1956 bore witness to the founding of yet another legendary company JAFRA, by Jan Day and her husband, Frank. The company name is a combination of their first names. Jan Day had represented Stanley Home Products as did her successful contemporaries Mary Kay Ash and Mary Crowley, where each had experienced success and seen the power of in-home selling. Remaining committed to the empowerment of women to become successful small business owners, Day started JAFRA from her Malibu, Calif. home with skincare products based on a natural substance produced by bees called Royal Jelly. Gillette bought the successful company in 1973; Vorwerk acquired it in 2004.
In 1981, Jinger Heath and her husband, Richard, bought a defunct cosmetics company, BeautiControl, from then-owner Tri-Chem. The Heaths’ tenacity, which included a willingness to mop floors and fill jars, along with Jinger Heath’s ability to demonstrate the products and attract women to the business brought the company back to prosperity. She continued to bring new ideas into the company to complement the skincare and cosmetics line such as professional color analysis, total image analysis and product innovations. The Heaths took the company public in 1986 and continued to manage daily operations. Tupperware acquired the company in 2000.
Joan Horner (1925-2010)

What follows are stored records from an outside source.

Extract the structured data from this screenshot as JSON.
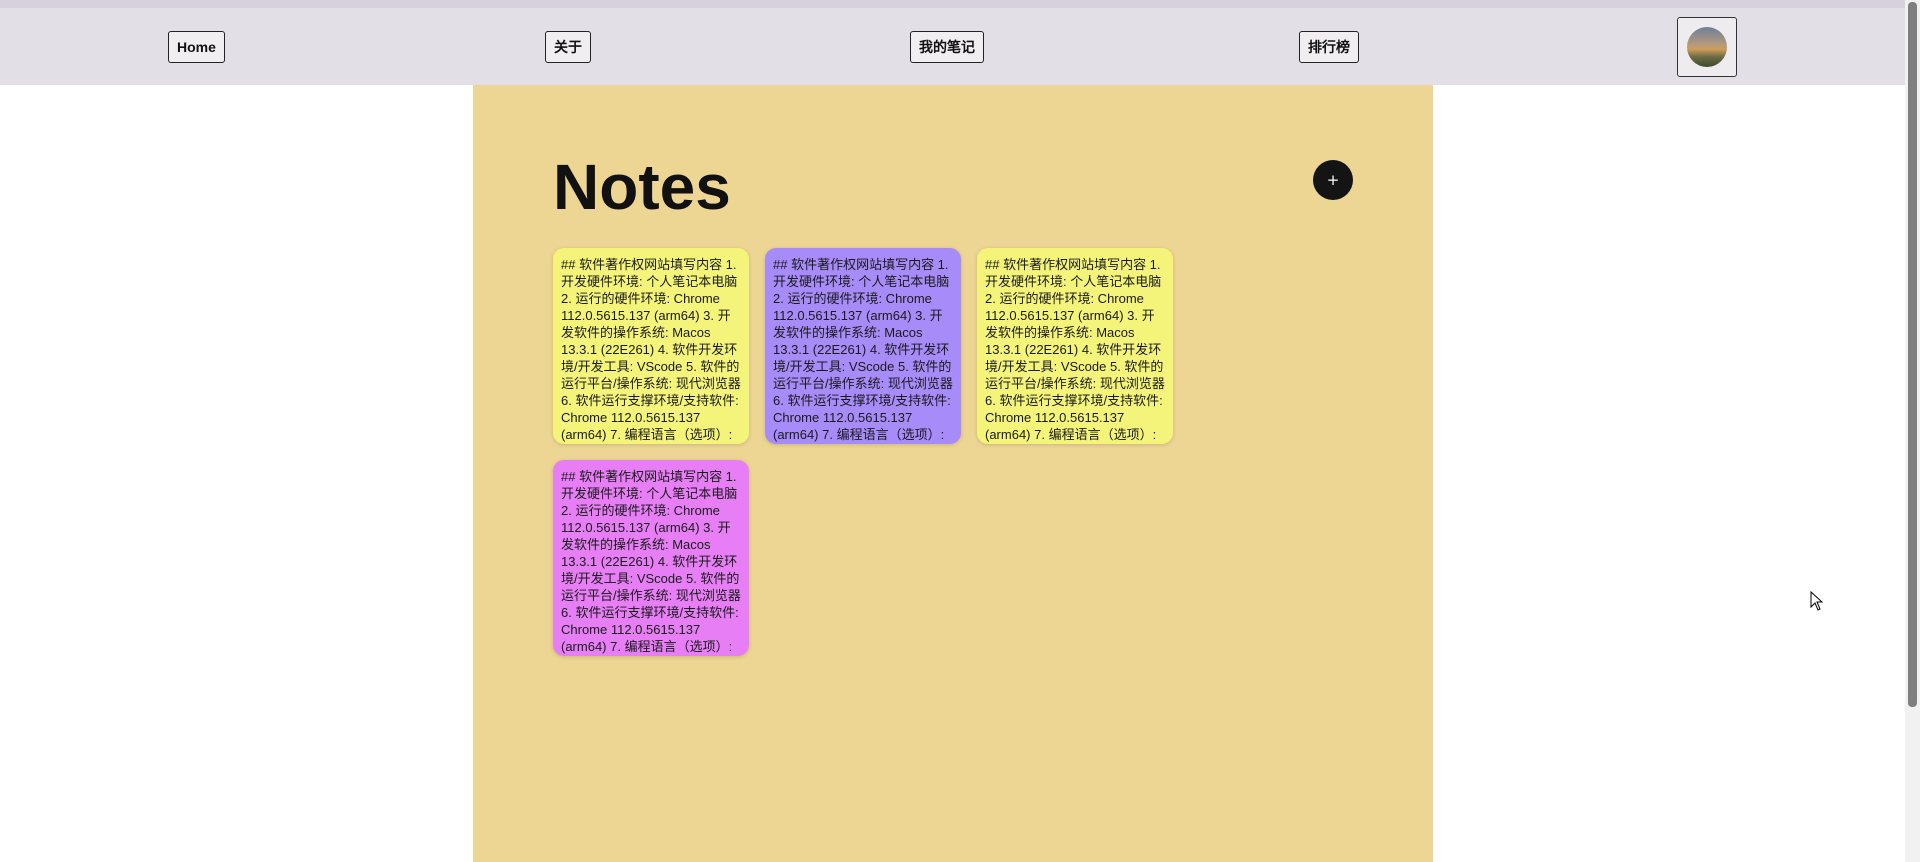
{
  "nav": {
    "home_label": "Home",
    "about_label": "关于",
    "notes_label": "我的笔记",
    "ranking_label": "排行榜"
  },
  "main": {
    "title": "Notes",
    "add_label": "+",
    "background_color": "#edd593"
  },
  "notes": [
    {
      "text": "## 软件著作权网站填写内容 1. 开发硬件环境: 个人笔记本电脑 2. 运行的硬件环境: Chrome 112.0.5615.137 (arm64) 3. 开发软件的操作系统: Macos 13.3.1 (22E261) 4. 软件开发环境/开发工具: VScode 5. 软件的运行平台/操作系统: 现代浏览器 6. 软件运行支撑环境/支持软件: Chrome 112.0.5615.137 (arm64) 7. 编程语言（选项）:",
      "color": "#f5f47a"
    },
    {
      "text": "## 软件著作权网站填写内容 1. 开发硬件环境: 个人笔记本电脑 2. 运行的硬件环境: Chrome 112.0.5615.137 (arm64) 3. 开发软件的操作系统: Macos 13.3.1 (22E261) 4. 软件开发环境/开发工具: VScode 5. 软件的运行平台/操作系统: 现代浏览器 6. 软件运行支撑环境/支持软件: Chrome 112.0.5615.137 (arm64) 7. 编程语言（选项）:",
      "color": "#a78bf9"
    },
    {
      "text": "## 软件著作权网站填写内容 1. 开发硬件环境: 个人笔记本电脑 2. 运行的硬件环境: Chrome 112.0.5615.137 (arm64) 3. 开发软件的操作系统: Macos 13.3.1 (22E261) 4. 软件开发环境/开发工具: VScode 5. 软件的运行平台/操作系统: 现代浏览器 6. 软件运行支撑环境/支持软件: Chrome 112.0.5615.137 (arm64) 7. 编程语言（选项）:",
      "color": "#f5f47a"
    },
    {
      "text": "## 软件著作权网站填写内容 1. 开发硬件环境: 个人笔记本电脑 2. 运行的硬件环境: Chrome 112.0.5615.137 (arm64) 3. 开发软件的操作系统: Macos 13.3.1 (22E261) 4. 软件开发环境/开发工具: VScode 5. 软件的运行平台/操作系统: 现代浏览器 6. 软件运行支撑环境/支持软件: Chrome 112.0.5615.137 (arm64) 7. 编程语言（选项）:",
      "color": "#e77ef5"
    }
  ]
}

Joan Horner and her husband, Andy, spent 17 years working alongside their friend Mary Crowley encouraging the salesforce at Home Interiors & Gifts and working with regional groups. Though near retirement age themselves in 1985, the Horners decided to start their own direct selling company for four very specific reasons: to support women who wanted to stay home to raise children, to provide encouragement and extra income for single moms, to provide a way for those in full-time ministry to meet their financial needs, and to give financial support to the many various ministries they believed in. They had seen the power of equipping women to own and run their own businesses and decided that jewelry, as a high-selling gift item, would be their product choice. Premier Designs has fulfilled the Horner’s mission for over 26 years and is still run by the family.
Cheryl Lightle and Rhonda Anderson

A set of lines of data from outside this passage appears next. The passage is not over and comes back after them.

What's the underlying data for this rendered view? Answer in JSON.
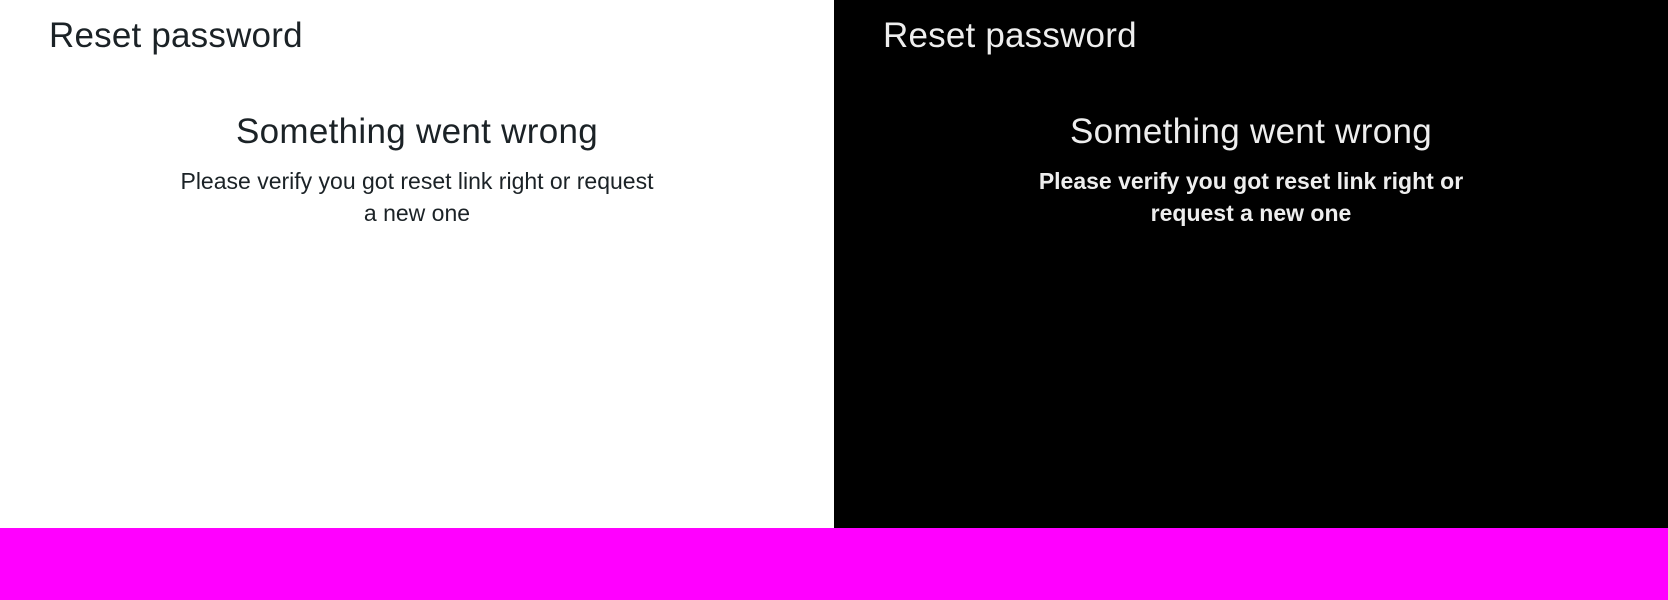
{
  "colors": {
    "light_background": "#ffffff",
    "dark_background": "#000000",
    "light_text": "#1b2226",
    "dark_text": "#eeeeee",
    "band": "#ff00ff"
  },
  "light_panel": {
    "title": "Reset password",
    "error_heading": "Something went wrong",
    "error_message": "Please verify you got reset link right or request a new one"
  },
  "dark_panel": {
    "title": "Reset password",
    "error_heading": "Something went wrong",
    "error_message": "Please verify you got reset link right or request a new one"
  }
}
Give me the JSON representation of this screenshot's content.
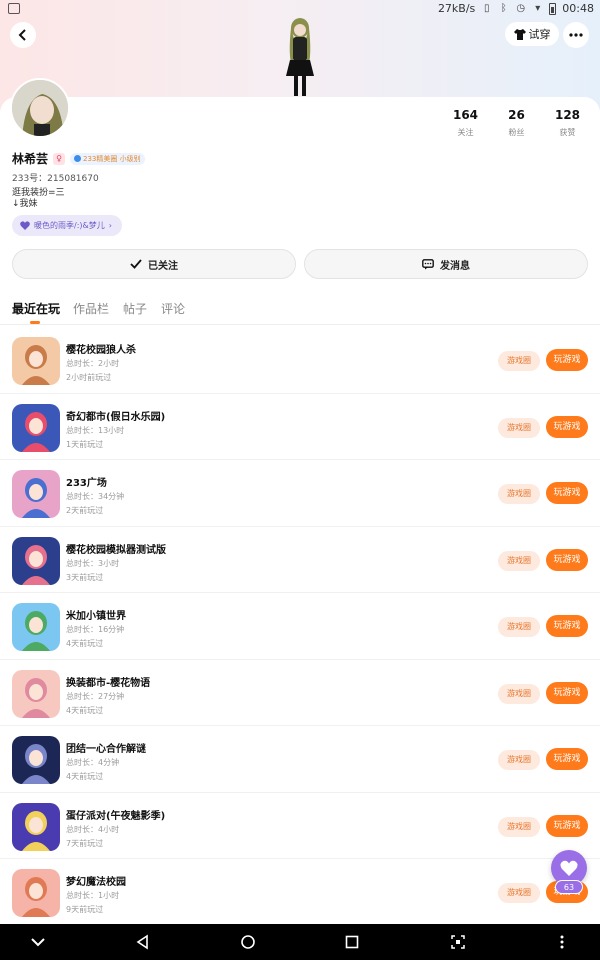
{
  "status_bar": {
    "net_speed": "27kB/s",
    "time": "00:48"
  },
  "header": {
    "tryon_label": "试穿"
  },
  "profile": {
    "name": "林希芸",
    "level_badge": "233精美圈 小级别",
    "account_id": "233号：215081670",
    "bio_line1": "逛我装扮=三",
    "bio_line2": "↓我妹",
    "tag": "暖色的雨季/:)&梦儿",
    "stats": [
      {
        "num": "164",
        "label": "关注"
      },
      {
        "num": "26",
        "label": "粉丝"
      },
      {
        "num": "128",
        "label": "获赞"
      }
    ],
    "follow_label": "已关注",
    "message_label": "发消息"
  },
  "tabs": [
    "最近在玩",
    "作品栏",
    "帖子",
    "评论"
  ],
  "buttons": {
    "circle": "游戏圈",
    "play": "玩游戏"
  },
  "games": [
    {
      "name": "樱花校园狼人杀",
      "duration": "总时长：2小时",
      "last": "2小时前玩过"
    },
    {
      "name": "奇幻都市(假日水乐园)",
      "duration": "总时长：13小时",
      "last": "1天前玩过"
    },
    {
      "name": "233广场",
      "duration": "总时长：34分钟",
      "last": "2天前玩过"
    },
    {
      "name": "樱花校园模拟器测试版",
      "duration": "总时长：3小时",
      "last": "3天前玩过"
    },
    {
      "name": "米加小镇世界",
      "duration": "总时长：16分钟",
      "last": "4天前玩过"
    },
    {
      "name": "换装都市-樱花物语",
      "duration": "总时长：27分钟",
      "last": "4天前玩过"
    },
    {
      "name": "团结一心合作解谜",
      "duration": "总时长：4分钟",
      "last": "4天前玩过"
    },
    {
      "name": "蛋仔派对(午夜魅影季)",
      "duration": "总时长：4小时",
      "last": "7天前玩过"
    },
    {
      "name": "梦幻魔法校园",
      "duration": "总时长：1小时",
      "last": "9天前玩过"
    }
  ],
  "float_badge_count": "63",
  "colors": {
    "accent": "#ff7a1a",
    "purple": "#9a6ee6"
  }
}
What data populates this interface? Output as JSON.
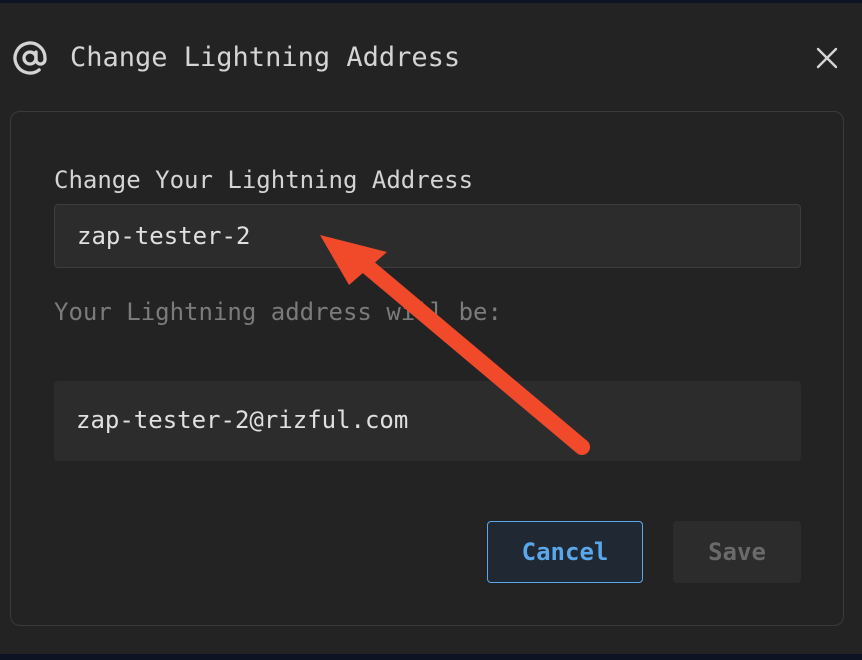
{
  "dialog": {
    "title": "Change Lightning Address",
    "icon": "at-sign-icon",
    "close_icon": "close-icon"
  },
  "form": {
    "label": "Change Your Lightning Address",
    "input_value": "zap-tester-2",
    "hint": "Your Lightning address will be:",
    "address_preview": "zap-tester-2@rizful.com"
  },
  "actions": {
    "cancel_label": "Cancel",
    "save_label": "Save"
  },
  "colors": {
    "background": "#232323",
    "accent": "#5aa8ea",
    "annotation_arrow": "#f04a2a"
  }
}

In 1987 Rhonda Anderson was a stay-at-home mom who made creative albums for her family out of the photos most people store in boxes under their beds. She gave a talk in her community on the processes she used and took 40 orders for the brand of album she used. When she discovered the company was no longer going to produce the albums, she called after hours again and again until then Marketing Vice President Cheryl Lightle finally picked up the phone. Intrigued that someone would want such a large order, Lightle started discussing a number of possibilities with Anderson, and they developed the vision for a new business. This phone call started what became the largest scrapbook company in the world, Creative Memories.
Brownie Wise (1913-1992)

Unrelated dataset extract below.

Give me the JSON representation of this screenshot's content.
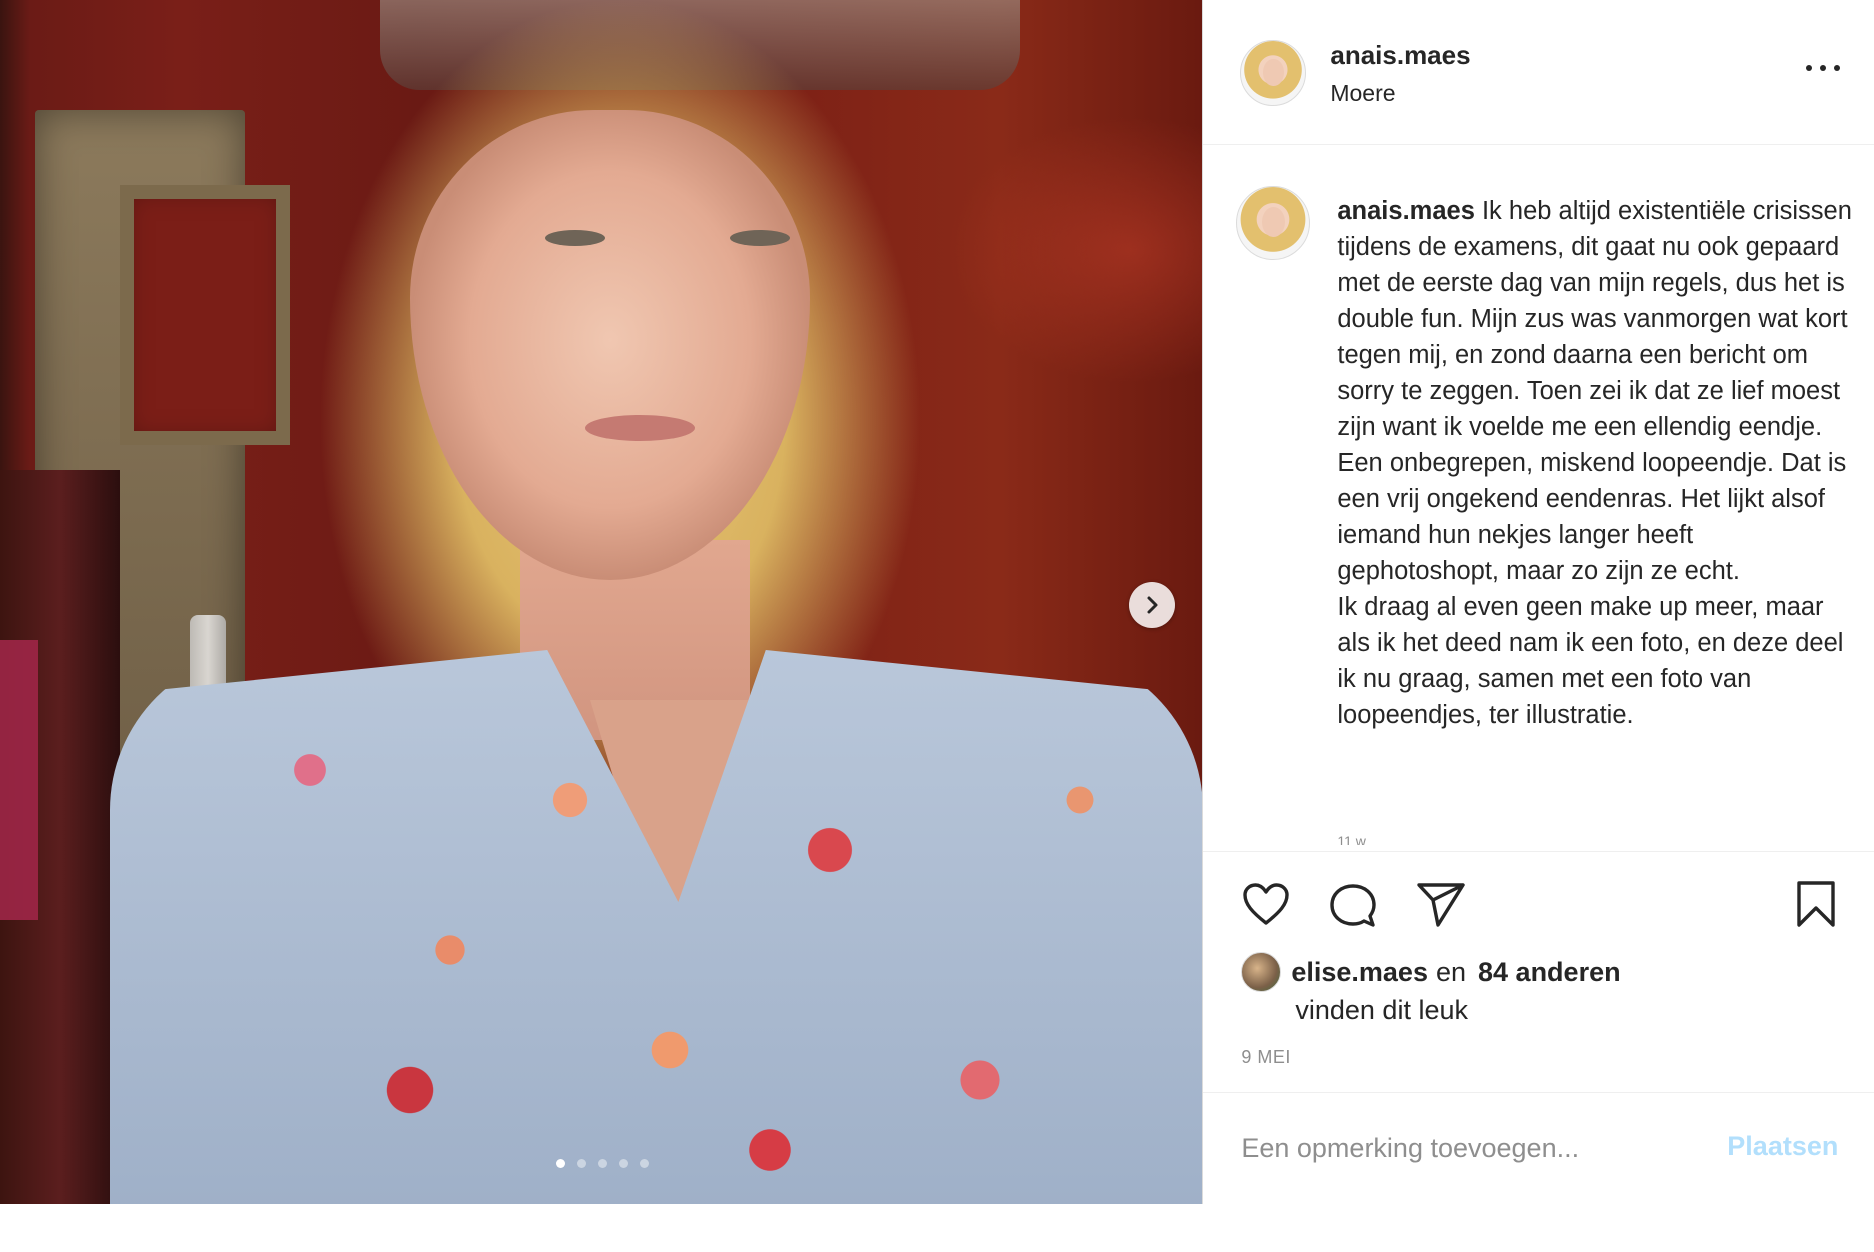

Another dynamic woman whose first experience in direct selling was at Stanley Home Products, Brownie Wise was responsible for steering Tupperware into the home-party arena by convincing the company founder, Earl Tupper, that it was the best place for understanding the functions of the containers’ plastic seal. She was appointed Vice President of Tupperware Home Parties in 1951 and led the salesforce with her remarkable marketing intuition, especially concerning women and social selling in the home. Wise also pioneered the extravagant rewards and recognition system now common among direct selling companies, giving top sellers at Tupperware such items as speedboats and exotic trips. Her intuition about what marketing styles and recognition systems appealed to women led her to become the first woman featured on the cover of Business Week magazine in 1954.